Trump fans look to Trump as something more than just a conservative political figure. It’s the man himself—his unique cocktail of libertarian xenophobia and his unfiltered approach to everything from women to immigrants—that’s so impressive to these supporters. In other words, Trump has a personality cult going on. And whoever crosses Trump crosses his supporters, too.

That means nothing is sacred to Trump fans. Whether that’s the NFL or New York City, DACA recipients or Chelsea Manning. Whoever Trump doesn’t like is public enemy no. 1.

In fact, when some Trump fans feel scorned, they often lump their enemies together. Notorious pro-Trump figurehead Mike Cernovich has repeatedly criticized the NFL in the past year, claiming the NFL supports “Black power” and misandry. He’s called watching football “a cuck activity.”

“The NFL supports cop killers and flag burners,” he wrote in a late September tweet. “#TakeTheKnee is not about Free Speech.”

Of course, research data suggests Cernovich’s claims are false. The league and its fans don’t lean in any political direction, and the sport is largely America’s centrist pastime. So for Trump fans to target the NFL signals a major sign: They feel threatened by the NFL because the NFL became a platform to fight back against the Trumpian worldview. And Trump’s fanbase won’t stop demonizing the league until their leader finally feels the NFL has met his demands—even if Trump is largely to blame for the controversy.

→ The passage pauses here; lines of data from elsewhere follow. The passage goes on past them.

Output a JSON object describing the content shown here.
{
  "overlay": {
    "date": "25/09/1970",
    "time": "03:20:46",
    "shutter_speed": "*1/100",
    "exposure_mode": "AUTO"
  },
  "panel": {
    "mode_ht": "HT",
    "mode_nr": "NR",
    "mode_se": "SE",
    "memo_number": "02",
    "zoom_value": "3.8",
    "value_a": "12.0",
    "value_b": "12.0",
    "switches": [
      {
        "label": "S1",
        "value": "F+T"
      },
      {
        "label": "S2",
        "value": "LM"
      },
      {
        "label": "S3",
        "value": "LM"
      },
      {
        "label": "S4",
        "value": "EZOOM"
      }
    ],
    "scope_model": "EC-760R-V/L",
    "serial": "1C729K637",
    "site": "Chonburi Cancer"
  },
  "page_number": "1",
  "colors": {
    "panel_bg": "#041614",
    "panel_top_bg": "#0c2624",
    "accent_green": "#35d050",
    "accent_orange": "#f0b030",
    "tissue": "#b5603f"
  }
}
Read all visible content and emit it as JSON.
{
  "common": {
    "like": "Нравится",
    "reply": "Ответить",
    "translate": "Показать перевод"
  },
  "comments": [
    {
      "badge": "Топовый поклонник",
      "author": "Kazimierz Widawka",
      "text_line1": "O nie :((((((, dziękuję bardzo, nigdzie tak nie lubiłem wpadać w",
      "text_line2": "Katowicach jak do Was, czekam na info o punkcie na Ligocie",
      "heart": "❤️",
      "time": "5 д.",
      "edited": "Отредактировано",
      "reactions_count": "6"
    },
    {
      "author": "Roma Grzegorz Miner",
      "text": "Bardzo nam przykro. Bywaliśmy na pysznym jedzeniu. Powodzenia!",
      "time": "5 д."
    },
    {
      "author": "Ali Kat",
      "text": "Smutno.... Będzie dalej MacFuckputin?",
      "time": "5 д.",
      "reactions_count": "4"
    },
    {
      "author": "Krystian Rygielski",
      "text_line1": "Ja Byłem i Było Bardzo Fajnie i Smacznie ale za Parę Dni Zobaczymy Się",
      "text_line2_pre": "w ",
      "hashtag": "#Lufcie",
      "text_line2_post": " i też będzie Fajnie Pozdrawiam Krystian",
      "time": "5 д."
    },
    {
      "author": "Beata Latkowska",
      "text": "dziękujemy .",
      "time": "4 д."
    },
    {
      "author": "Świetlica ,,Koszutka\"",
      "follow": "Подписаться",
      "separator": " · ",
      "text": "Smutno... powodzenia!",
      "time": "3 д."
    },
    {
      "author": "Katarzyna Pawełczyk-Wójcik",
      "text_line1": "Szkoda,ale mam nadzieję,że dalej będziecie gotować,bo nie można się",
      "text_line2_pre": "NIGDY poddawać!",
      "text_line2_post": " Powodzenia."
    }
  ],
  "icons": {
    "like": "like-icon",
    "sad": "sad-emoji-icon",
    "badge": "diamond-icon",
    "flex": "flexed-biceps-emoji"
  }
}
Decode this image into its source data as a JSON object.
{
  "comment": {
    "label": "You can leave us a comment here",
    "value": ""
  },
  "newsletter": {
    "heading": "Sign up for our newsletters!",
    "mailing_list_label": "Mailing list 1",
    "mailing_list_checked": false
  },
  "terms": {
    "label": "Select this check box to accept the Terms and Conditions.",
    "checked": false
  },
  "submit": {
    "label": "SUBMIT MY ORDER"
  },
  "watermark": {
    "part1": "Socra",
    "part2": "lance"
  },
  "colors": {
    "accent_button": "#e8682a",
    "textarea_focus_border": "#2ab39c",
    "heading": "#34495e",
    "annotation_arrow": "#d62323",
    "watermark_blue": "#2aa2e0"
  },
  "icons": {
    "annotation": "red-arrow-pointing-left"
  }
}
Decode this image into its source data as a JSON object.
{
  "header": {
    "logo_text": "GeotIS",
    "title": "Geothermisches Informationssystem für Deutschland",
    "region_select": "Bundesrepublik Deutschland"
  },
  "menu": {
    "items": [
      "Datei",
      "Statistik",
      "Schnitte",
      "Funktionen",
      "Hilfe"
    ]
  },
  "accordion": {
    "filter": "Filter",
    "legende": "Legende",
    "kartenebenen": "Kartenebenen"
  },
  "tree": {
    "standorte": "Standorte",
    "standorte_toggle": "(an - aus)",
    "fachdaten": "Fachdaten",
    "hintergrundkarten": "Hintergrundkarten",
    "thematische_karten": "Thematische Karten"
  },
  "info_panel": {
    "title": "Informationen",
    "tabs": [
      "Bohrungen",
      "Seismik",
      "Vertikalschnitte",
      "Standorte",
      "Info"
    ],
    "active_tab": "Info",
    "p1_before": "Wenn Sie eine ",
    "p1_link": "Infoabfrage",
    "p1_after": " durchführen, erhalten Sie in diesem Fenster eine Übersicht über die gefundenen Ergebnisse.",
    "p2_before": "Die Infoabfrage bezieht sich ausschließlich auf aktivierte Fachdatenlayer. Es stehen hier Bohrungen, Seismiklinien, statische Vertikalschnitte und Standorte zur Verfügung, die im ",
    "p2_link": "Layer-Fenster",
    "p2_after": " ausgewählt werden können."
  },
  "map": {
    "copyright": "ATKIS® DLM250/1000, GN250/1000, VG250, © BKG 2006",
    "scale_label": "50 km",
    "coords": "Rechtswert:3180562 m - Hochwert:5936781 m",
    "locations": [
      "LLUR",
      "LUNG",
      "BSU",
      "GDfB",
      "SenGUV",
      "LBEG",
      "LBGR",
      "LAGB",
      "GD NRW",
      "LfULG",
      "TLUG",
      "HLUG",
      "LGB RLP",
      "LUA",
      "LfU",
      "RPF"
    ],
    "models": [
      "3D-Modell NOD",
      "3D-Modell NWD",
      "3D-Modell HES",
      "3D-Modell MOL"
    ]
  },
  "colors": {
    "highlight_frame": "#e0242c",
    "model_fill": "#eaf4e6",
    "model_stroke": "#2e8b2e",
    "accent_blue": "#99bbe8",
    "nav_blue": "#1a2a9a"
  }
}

Trump’s fans aren’t going away, even if he leaves office

In Body Image

For most anti-Trump activists, impeaching Trump is the main goal. Take Trump out, and his fanbase will slink back into the shadows, forever disgraced. Right?

Notable right-wing provocateur Roger Stone, a long-time friend and former adviser to the president, thinks otherwise. He’s claimed that protests will rip the United States apart if Trump is deposed from office.

“You will have a spasm of violence in this country, an insurrection like you’ve never seen,” Stone said in September, according to the Washington Post. “The people will not stand for impeachment. A politician that votes for it would be endangering their own life.”

The Post explored Stone’s claims and found that Trump’s opponents are much more politically active than his supporters. But Trump voters aren’t exactly sitting at home, either. Over 30 percent are motivated to join a general strike, more than a quarter are willing to attend a protest, and nearly 50 percent are ready to contact their local representative, a Post survey found. The left might be more politically active, but the right isn’t opposed to mobilizing. (Look no further than the Tea Party for evidence of that.) And if Trump supporters are ready to attack the NFL based on pre-game kneeling, then it’s unlikely they’d allow impeachment to go unopposed in the streets.

Here’s the reality. When Trump ran in 2015 and 2016, he spoke to a segment of the American public that felt unheard. He substituted Republican dog whistling with blatant calls for deporting immigrants and demonizing movements like #BlackLivesMatter. And now that Trump has spoken to a bigoted crowd, he’s given them a loudspeaker to do as they please. After all, there’s a reason why hate crimes rose in 2016 amid the Trump campaign’s growing popularity. Now, nationalists feel strong enough to organize in Charlottesville, Virginia, carry torches while chanting Nazi slogans, and physically assault their opponents. Let’s not forget Heather Heyer’s death, after all.

Trump’s fans aren’t going away. In fact, they’re right next door. The Southern Poverty Law Center’s Hate Map tracks hate groups in the U.S., and the site lists over 900 groups across the country. Even in states that turned blue during the election, organized bigotry is alive and well. New Jersey hosts over a half dozen hate groups, with nearly 50 in New York. And California has over 70, including neo-Nazi organizations, Ku Klux Klan chapters, anti-Muslim chapters, and anti-LGBTQ groups. That’s a lot of far-right organizing in pro-Hillary Clinton spaces.

Trump spoke to these people and he drew them into action. Impeachment won’t shut them up. Hell, they’re strong enough to take on a fight with the NFL. Kicking Trump out of office won’t end the madness. His base, and the personality cult he’s created, are here to stay in American politics. And that should leave the left worried for the country’s future.

The Daily Dot